- Work required: With the pictures left out, write out the records verbatim.

- Record extracts:
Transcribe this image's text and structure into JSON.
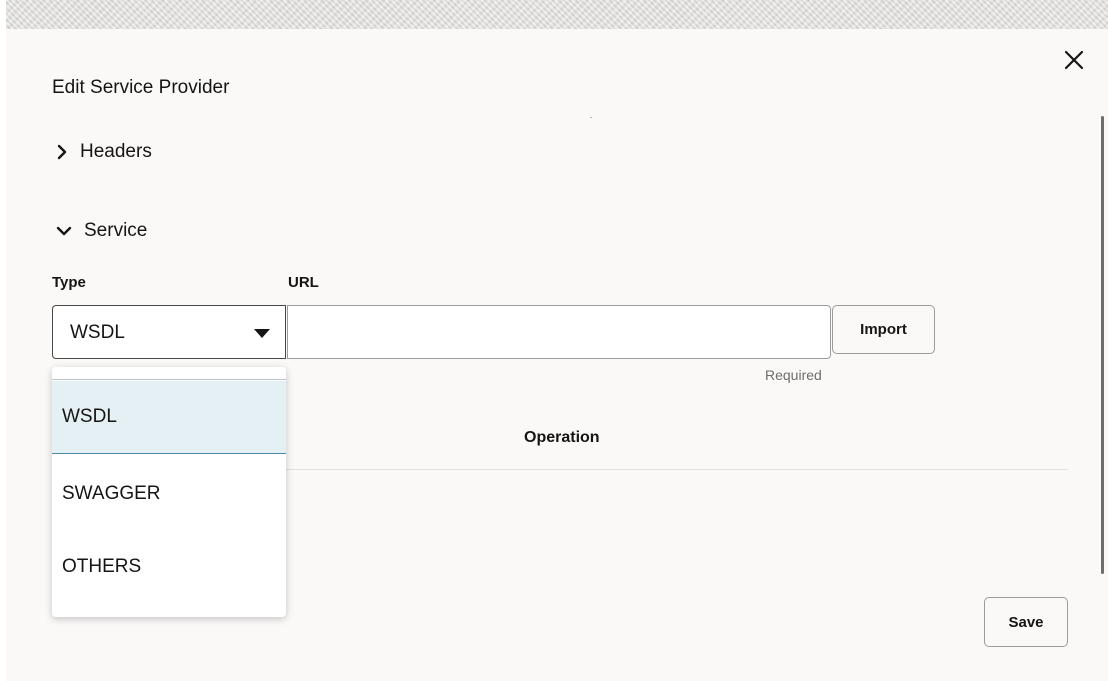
{
  "dialog": {
    "title": "Edit Service Provider",
    "close_icon": "close-icon"
  },
  "sections": {
    "headers": {
      "label": "Headers",
      "icon": "chevron-right-icon",
      "expanded": false
    },
    "service": {
      "label": "Service",
      "icon": "chevron-down-icon",
      "expanded": true
    }
  },
  "service": {
    "type_label": "Type",
    "url_label": "URL",
    "type_value": "WSDL",
    "url_value": "",
    "url_required_text": "Required",
    "import_label": "Import",
    "type_options": [
      {
        "label": "WSDL",
        "selected": true
      },
      {
        "label": "SWAGGER",
        "selected": false
      },
      {
        "label": "OTHERS",
        "selected": false
      }
    ]
  },
  "table": {
    "operation_header": "Operation"
  },
  "footer": {
    "save_label": "Save"
  },
  "colors": {
    "dialog_background": "#fbf9f8",
    "selected_option_background": "#e5f0f4",
    "selected_option_border": "#4f8aa6",
    "text": "#161513"
  }
}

- Task result:
Transcribe this image's text and structure into JSON.
{
  "dialog": {
    "title": "Edit Service Provider",
    "close_icon": "close-icon"
  },
  "sections": {
    "headers": {
      "label": "Headers",
      "icon": "chevron-right-icon",
      "expanded": false
    },
    "service": {
      "label": "Service",
      "icon": "chevron-down-icon",
      "expanded": true
    }
  },
  "service": {
    "type_label": "Type",
    "url_label": "URL",
    "type_value": "WSDL",
    "url_value": "",
    "url_required_text": "Required",
    "import_label": "Import",
    "type_options": [
      {
        "label": "WSDL",
        "selected": true
      },
      {
        "label": "SWAGGER",
        "selected": false
      },
      {
        "label": "OTHERS",
        "selected": false
      }
    ]
  },
  "table": {
    "operation_header": "Operation"
  },
  "footer": {
    "save_label": "Save"
  },
  "colors": {
    "dialog_background": "#fbf9f8",
    "selected_option_background": "#e5f0f4",
    "selected_option_border": "#4f8aa6",
    "text": "#161513"
  }
}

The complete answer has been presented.